Germany’s advisory commission recommended the work be returned even though it was sold “outside of the National Socialist sphere of influence.”
The Edo Museum of West African Art in Benin City is being considered as a future home for the returned artifacts.
The looted status of the stele has been well documented since the 1980s, but it wasn’t until this year that the FBI and Dallas Museum of Art collaborated to return the religious artifact.
Germany’s advisory commission on Nazi-looted art also recommended the return of a painting by Erich Heckel to the heirs of Jewish journalist Max Fischer.
The remaining work was returned by the estate of Cornelius Gurlitt, son of an art dealer who built a private collection in the process of helping the Nazis sell stolen art.
The National Institute for Anthropology and History in Mexico says 30 objects in the sale belong to the country’s national patrimony, and three others are fake.
After Divya Mehra uncovered the colonial history behind a misidentified 18th-century statue, the Mackenzie Art Gallery repatriated it and acquired Mehra’s work about the figure in its stead.
How better to illustrate the inadequacy of current restitution efforts than to offer up as tribute an object by one of Germany’s most famous artists, who thought art could bring about transformative social change?
Meanwhile, a new report commissioned by the Dutch culture minister suggests the return of “any cultural objects looted in former Dutch colonies if the source country so requests.”
Four activists were fined for their live-streamed protest at the Paris museum, in which Mwazulu Diyabanza removed a 19th-century funerary post from its display.

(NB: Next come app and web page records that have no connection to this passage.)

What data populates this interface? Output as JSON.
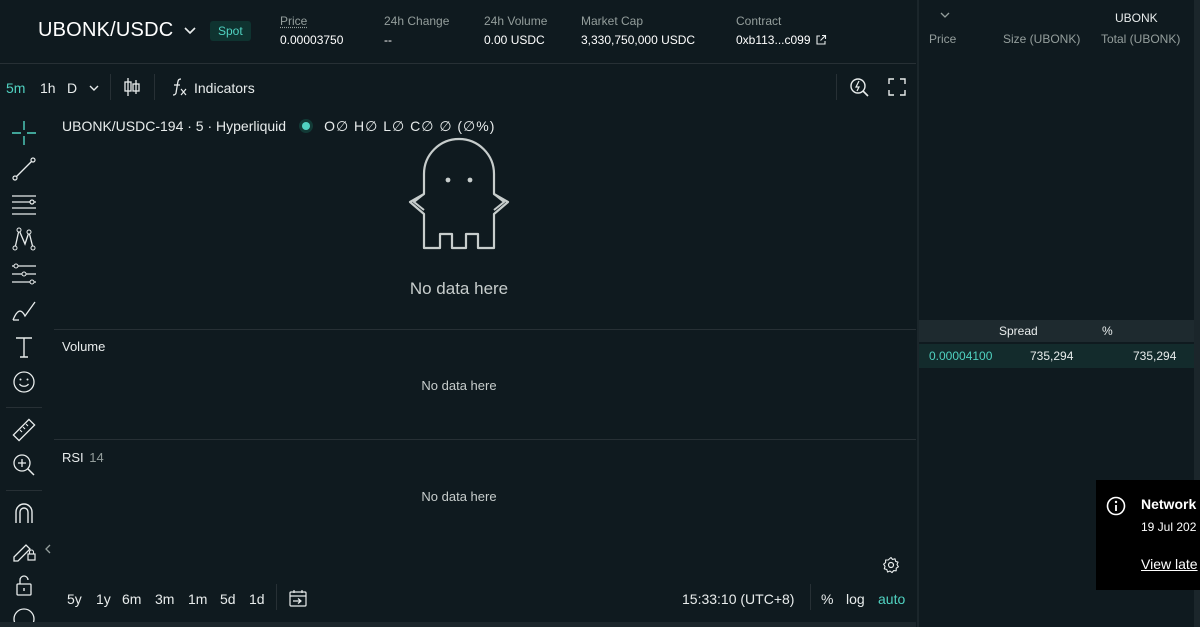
{
  "header": {
    "pair": "UBONK/USDC",
    "market_type": "Spot",
    "stats": [
      {
        "label": "Price",
        "value": "0.00003750"
      },
      {
        "label": "24h Change",
        "value": "--"
      },
      {
        "label": "24h Volume",
        "value": "0.00 USDC"
      },
      {
        "label": "Market Cap",
        "value": "3,330,750,000 USDC"
      },
      {
        "label": "Contract",
        "value": "0xb113...c099"
      }
    ]
  },
  "toolbar": {
    "intervals": [
      "5m",
      "1h",
      "D"
    ],
    "active_interval": "5m",
    "indicators_label": "Indicators"
  },
  "chart": {
    "legend": {
      "symbol": "UBONK/USDC-194 · 5 · Hyperliquid",
      "ohlc": "O∅ H∅ L∅ C∅ ∅ (∅%)"
    },
    "empty_main": "No data here",
    "volume_label": "Volume",
    "volume_empty": "No data here",
    "rsi_label": "RSI",
    "rsi_period": "14",
    "rsi_empty": "No data here",
    "ranges": [
      "5y",
      "1y",
      "6m",
      "3m",
      "1m",
      "5d",
      "1d"
    ],
    "time": "15:33:10 (UTC+8)",
    "scales": {
      "percent": "%",
      "log": "log",
      "auto": "auto"
    }
  },
  "orderbook": {
    "asset_select": "UBONK",
    "columns": {
      "price": "Price",
      "size": "Size (UBONK)",
      "total": "Total (UBONK)"
    },
    "spread_label": "Spread",
    "spread_percent": "%",
    "row": {
      "price": "0.00004100",
      "size": "735,294",
      "total": "735,294"
    }
  },
  "toast": {
    "title": "Network",
    "date": "19 Jul 202",
    "link": "View late"
  },
  "colors": {
    "background": "#0f1a1f",
    "accent": "#50d2c1",
    "muted": "#949e9c",
    "border": "#273035"
  }
}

Also, a work by Paolo Uccello, sold in a Sotheby’s sale this July for $3.1 million, was revealed to be looted by Nazis.
The transaction illuminates the role individuals can play in rectifying Europe’s history of colonial plunder, but it also reveals the inner workings of a system that allows such objects to land in private hands to begin with.